• [Prompt]:
In your copy, set down the entries exactly and exclude the pictures.

Supplied data Block Start

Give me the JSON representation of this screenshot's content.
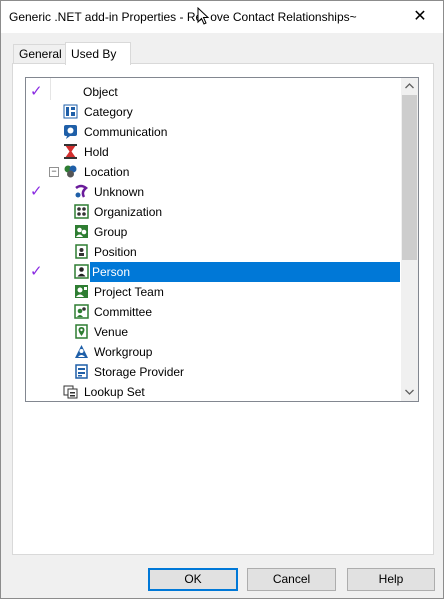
{
  "window": {
    "title": "Generic .NET add-in Properties - Re",
    "title_rest": "ove Contact Relationships~",
    "close_glyph": "✕"
  },
  "tabs": [
    {
      "label": "General",
      "active": false
    },
    {
      "label": "Used By",
      "active": true
    }
  ],
  "tree": {
    "header": "Object",
    "items": [
      {
        "label": "Category",
        "checked": false,
        "icon": "category-icon",
        "level": 1
      },
      {
        "label": "Communication",
        "checked": false,
        "icon": "communication-icon",
        "level": 1
      },
      {
        "label": "Hold",
        "checked": false,
        "icon": "hold-icon",
        "level": 1
      },
      {
        "label": "Location",
        "checked": false,
        "icon": "location-icon",
        "level": 1,
        "expanded": true
      },
      {
        "label": "Unknown",
        "checked": true,
        "icon": "unknown-icon",
        "level": 2
      },
      {
        "label": "Organization",
        "checked": false,
        "icon": "organization-icon",
        "level": 2
      },
      {
        "label": "Group",
        "checked": false,
        "icon": "group-icon",
        "level": 2
      },
      {
        "label": "Position",
        "checked": false,
        "icon": "position-icon",
        "level": 2
      },
      {
        "label": "Person",
        "checked": true,
        "icon": "person-icon",
        "level": 2,
        "selected": true
      },
      {
        "label": "Project Team",
        "checked": false,
        "icon": "project-team-icon",
        "level": 2
      },
      {
        "label": "Committee",
        "checked": false,
        "icon": "committee-icon",
        "level": 2
      },
      {
        "label": "Venue",
        "checked": false,
        "icon": "venue-icon",
        "level": 2
      },
      {
        "label": "Workgroup",
        "checked": false,
        "icon": "workgroup-icon",
        "level": 2
      },
      {
        "label": "Storage Provider",
        "checked": false,
        "icon": "storage-provider-icon",
        "level": 2
      },
      {
        "label": "Lookup Set",
        "checked": false,
        "icon": "lookup-set-icon",
        "level": 1
      }
    ],
    "check_glyph": "✓",
    "header_checked": true
  },
  "buttons": {
    "ok": "OK",
    "cancel": "Cancel",
    "help": "Help"
  },
  "colors": {
    "selection": "#0078d7",
    "check": "#8a2be2",
    "icon_green": "#2e7d32"
  }
}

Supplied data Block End

• [Answer to this problem]:
Give me the JSON representation of this screenshot's content.
{
  "window": {
    "title": "Generic .NET add-in Properties - Re",
    "title_rest": "ove Contact Relationships~",
    "close_glyph": "✕"
  },
  "tabs": [
    {
      "label": "General",
      "active": false
    },
    {
      "label": "Used By",
      "active": true
    }
  ],
  "tree": {
    "header": "Object",
    "items": [
      {
        "label": "Category",
        "checked": false,
        "icon": "category-icon",
        "level": 1
      },
      {
        "label": "Communication",
        "checked": false,
        "icon": "communication-icon",
        "level": 1
      },
      {
        "label": "Hold",
        "checked": false,
        "icon": "hold-icon",
        "level": 1
      },
      {
        "label": "Location",
        "checked": false,
        "icon": "location-icon",
        "level": 1,
        "expanded": true
      },
      {
        "label": "Unknown",
        "checked": true,
        "icon": "unknown-icon",
        "level": 2
      },
      {
        "label": "Organization",
        "checked": false,
        "icon": "organization-icon",
        "level": 2
      },
      {
        "label": "Group",
        "checked": false,
        "icon": "group-icon",
        "level": 2
      },
      {
        "label": "Position",
        "checked": false,
        "icon": "position-icon",
        "level": 2
      },
      {
        "label": "Person",
        "checked": true,
        "icon": "person-icon",
        "level": 2,
        "selected": true
      },
      {
        "label": "Project Team",
        "checked": false,
        "icon": "project-team-icon",
        "level": 2
      },
      {
        "label": "Committee",
        "checked": false,
        "icon": "committee-icon",
        "level": 2
      },
      {
        "label": "Venue",
        "checked": false,
        "icon": "venue-icon",
        "level": 2
      },
      {
        "label": "Workgroup",
        "checked": false,
        "icon": "workgroup-icon",
        "level": 2
      },
      {
        "label": "Storage Provider",
        "checked": false,
        "icon": "storage-provider-icon",
        "level": 2
      },
      {
        "label": "Lookup Set",
        "checked": false,
        "icon": "lookup-set-icon",
        "level": 1
      }
    ],
    "check_glyph": "✓",
    "header_checked": true
  },
  "buttons": {
    "ok": "OK",
    "cancel": "Cancel",
    "help": "Help"
  },
  "colors": {
    "selection": "#0078d7",
    "check": "#8a2be2",
    "icon_green": "#2e7d32"
  }
}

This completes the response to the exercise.